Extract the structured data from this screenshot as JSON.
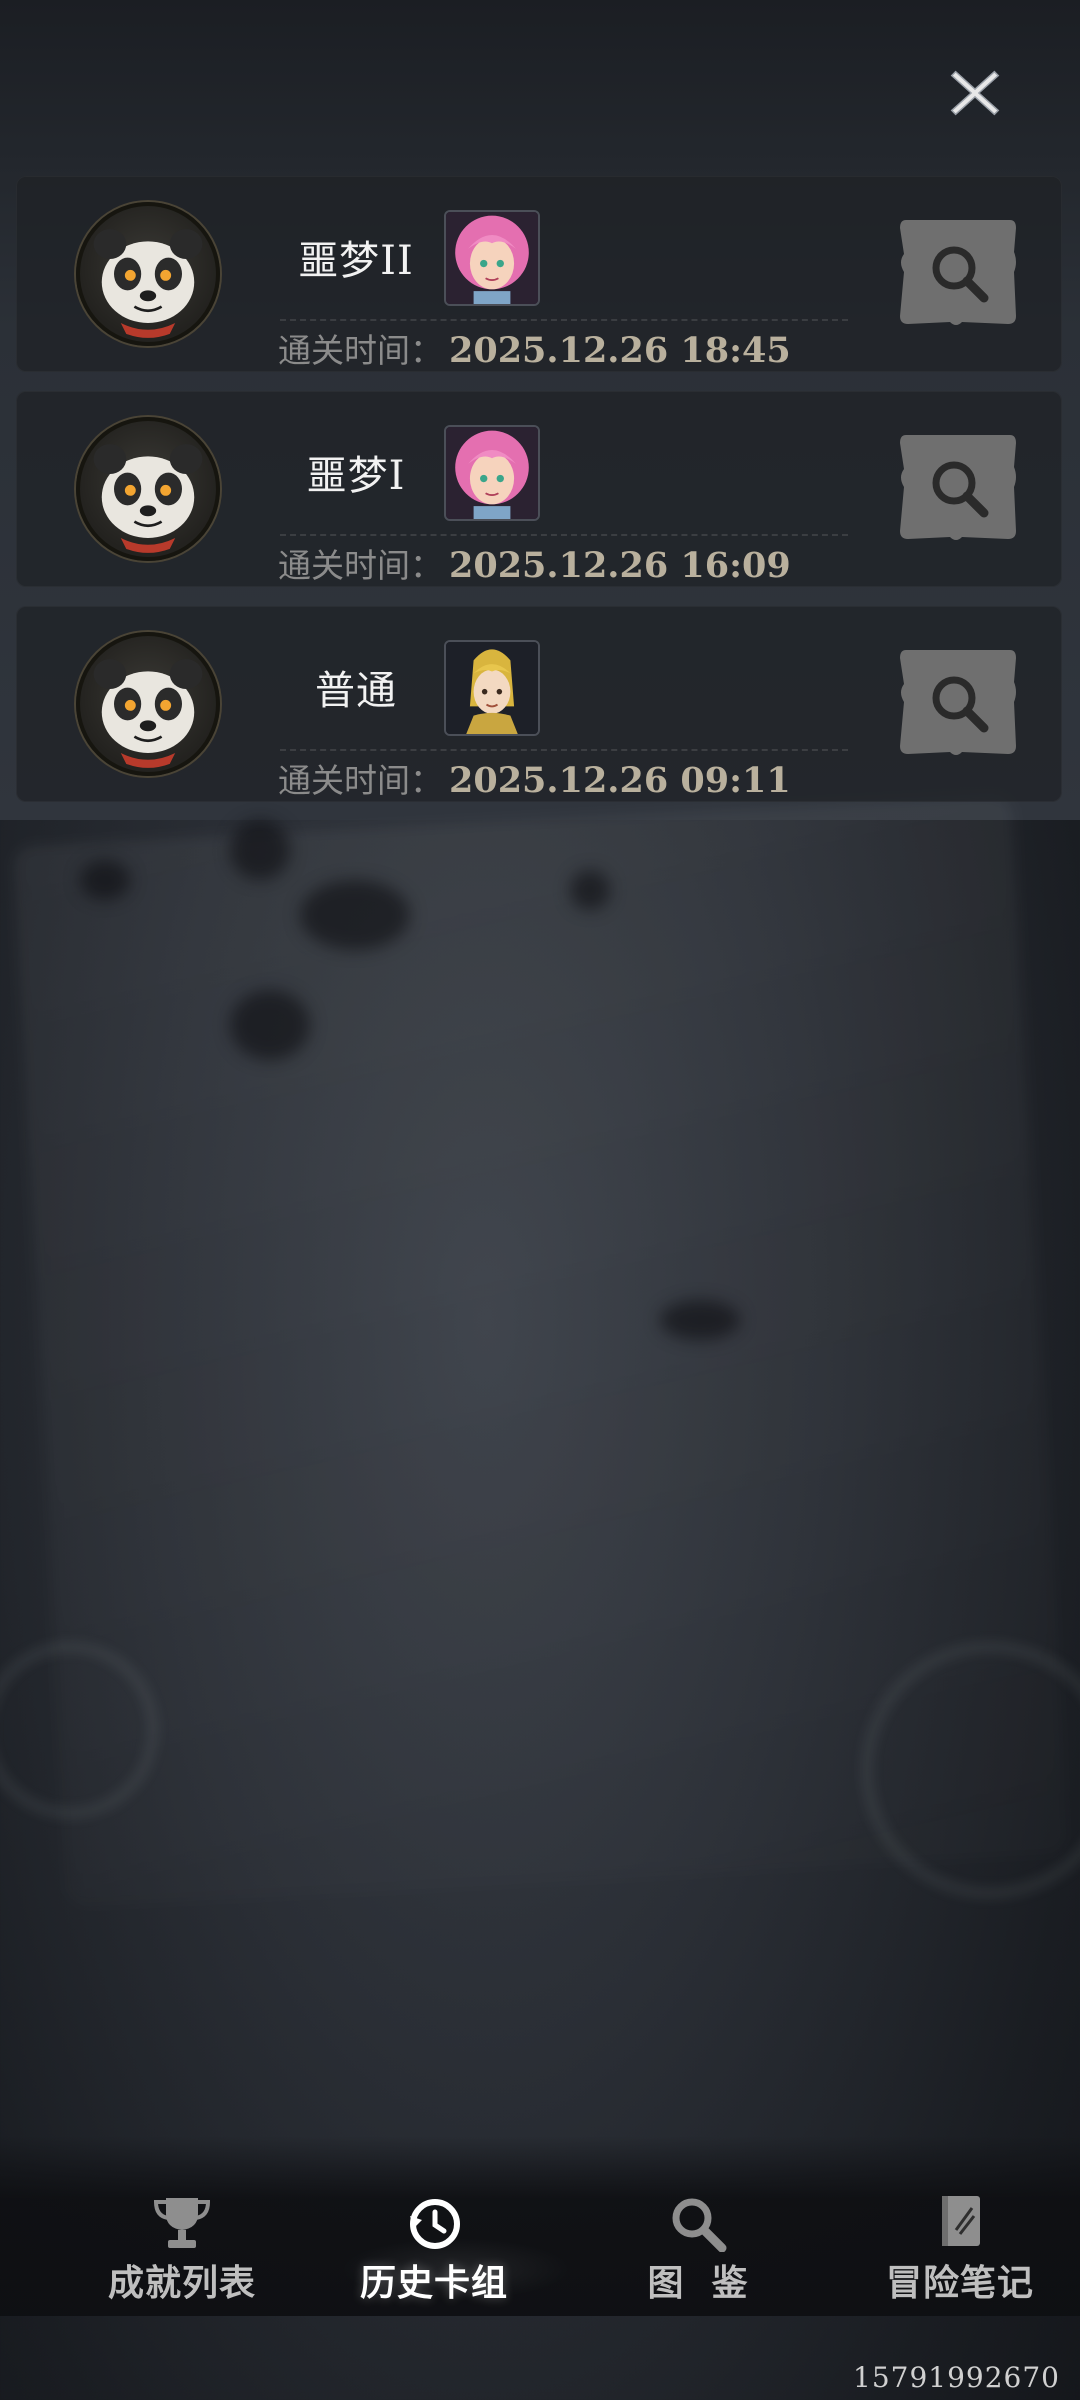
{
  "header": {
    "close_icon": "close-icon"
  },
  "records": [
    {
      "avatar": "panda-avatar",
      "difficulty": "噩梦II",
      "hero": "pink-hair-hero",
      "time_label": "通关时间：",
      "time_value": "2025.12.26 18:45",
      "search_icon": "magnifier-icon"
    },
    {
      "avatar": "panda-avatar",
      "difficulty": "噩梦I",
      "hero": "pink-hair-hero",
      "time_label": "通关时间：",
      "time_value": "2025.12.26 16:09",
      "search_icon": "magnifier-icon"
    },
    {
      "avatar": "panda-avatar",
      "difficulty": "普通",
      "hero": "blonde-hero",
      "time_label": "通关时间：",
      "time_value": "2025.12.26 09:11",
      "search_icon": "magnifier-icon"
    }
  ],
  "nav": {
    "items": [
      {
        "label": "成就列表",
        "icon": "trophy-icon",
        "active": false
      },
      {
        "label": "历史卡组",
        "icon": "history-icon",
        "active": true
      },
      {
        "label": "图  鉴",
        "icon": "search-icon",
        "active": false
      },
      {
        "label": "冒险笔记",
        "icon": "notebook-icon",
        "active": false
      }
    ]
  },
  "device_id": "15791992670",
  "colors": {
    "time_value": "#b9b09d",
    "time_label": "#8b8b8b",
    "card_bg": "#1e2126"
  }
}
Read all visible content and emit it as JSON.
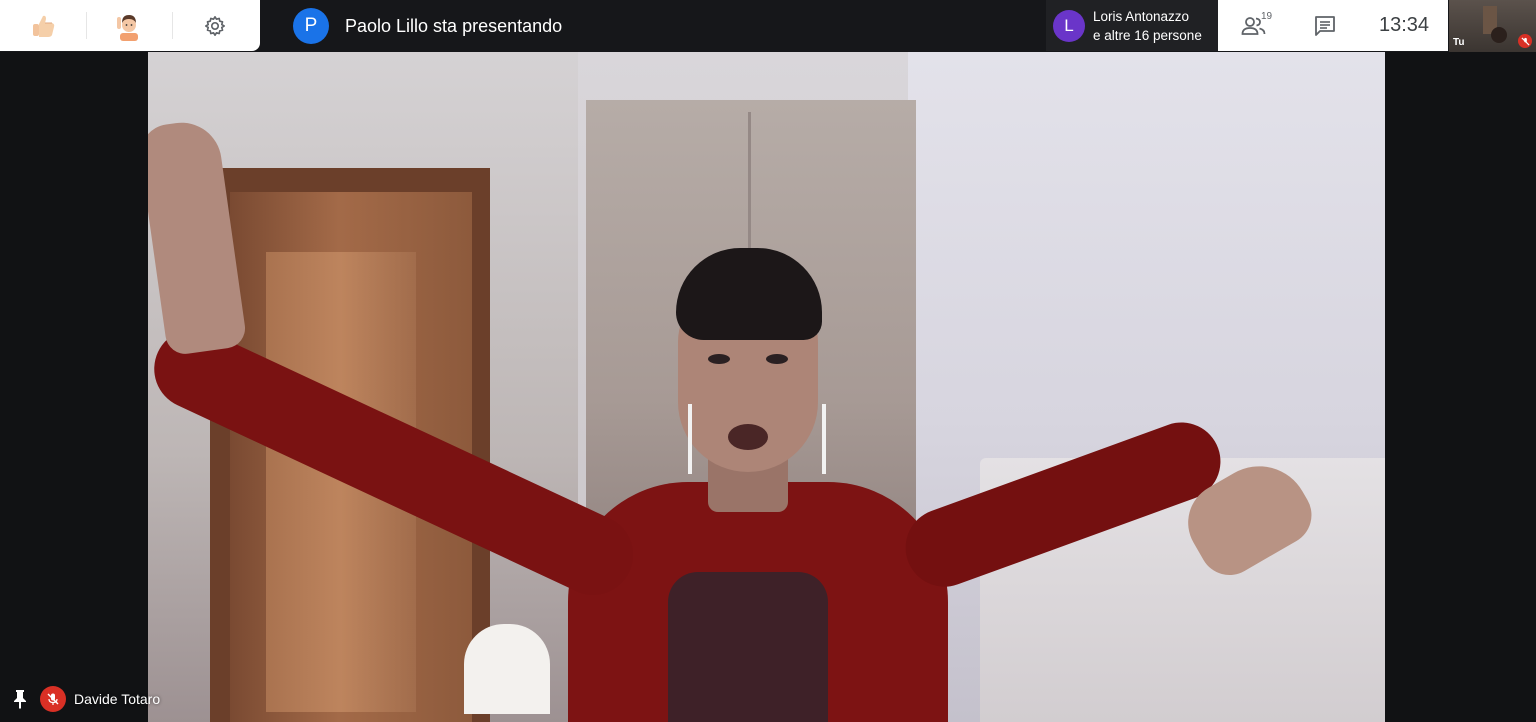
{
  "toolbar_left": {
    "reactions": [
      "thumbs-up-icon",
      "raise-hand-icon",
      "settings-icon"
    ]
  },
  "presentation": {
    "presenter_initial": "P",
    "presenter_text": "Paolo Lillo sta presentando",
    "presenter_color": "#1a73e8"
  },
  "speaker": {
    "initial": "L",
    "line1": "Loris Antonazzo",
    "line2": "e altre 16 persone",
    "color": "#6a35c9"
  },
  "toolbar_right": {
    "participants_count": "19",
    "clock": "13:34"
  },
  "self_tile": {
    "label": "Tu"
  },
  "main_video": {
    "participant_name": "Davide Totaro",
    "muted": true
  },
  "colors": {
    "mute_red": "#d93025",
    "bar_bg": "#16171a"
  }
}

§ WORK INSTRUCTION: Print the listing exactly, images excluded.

§ TASK RESPONSE:
Extract the structured data from this screenshot as JSON.
{
  "header": {
    "close_icon": "close-icon"
  },
  "records": [
    {
      "avatar": "panda-avatar",
      "difficulty": "噩梦II",
      "hero": "pink-hair-hero",
      "time_label": "通关时间：",
      "time_value": "2025.12.26 18:45",
      "search_icon": "magnifier-icon"
    },
    {
      "avatar": "panda-avatar",
      "difficulty": "噩梦I",
      "hero": "pink-hair-hero",
      "time_label": "通关时间：",
      "time_value": "2025.12.26 16:09",
      "search_icon": "magnifier-icon"
    },
    {
      "avatar": "panda-avatar",
      "difficulty": "普通",
      "hero": "blonde-hero",
      "time_label": "通关时间：",
      "time_value": "2025.12.26 09:11",
      "search_icon": "magnifier-icon"
    }
  ],
  "nav": {
    "items": [
      {
        "label": "成就列表",
        "icon": "trophy-icon",
        "active": false
      },
      {
        "label": "历史卡组",
        "icon": "history-icon",
        "active": true
      },
      {
        "label": "图  鉴",
        "icon": "search-icon",
        "active": false
      },
      {
        "label": "冒险笔记",
        "icon": "notebook-icon",
        "active": false
      }
    ]
  },
  "device_id": "15791992670",
  "colors": {
    "time_value": "#b9b09d",
    "time_label": "#8b8b8b",
    "card_bg": "#1e2126"
  }
}
Read all visible content and emit it as JSON.
{
  "toolbar_left": {
    "reactions": [
      "thumbs-up-icon",
      "raise-hand-icon",
      "settings-icon"
    ]
  },
  "presentation": {
    "presenter_initial": "P",
    "presenter_text": "Paolo Lillo sta presentando",
    "presenter_color": "#1a73e8"
  },
  "speaker": {
    "initial": "L",
    "line1": "Loris Antonazzo",
    "line2": "e altre 16 persone",
    "color": "#6a35c9"
  },
  "toolbar_right": {
    "participants_count": "19",
    "clock": "13:34"
  },
  "self_tile": {
    "label": "Tu"
  },
  "main_video": {
    "participant_name": "Davide Totaro",
    "muted": true
  },
  "colors": {
    "mute_red": "#d93025",
    "bar_bg": "#16171a"
  }
}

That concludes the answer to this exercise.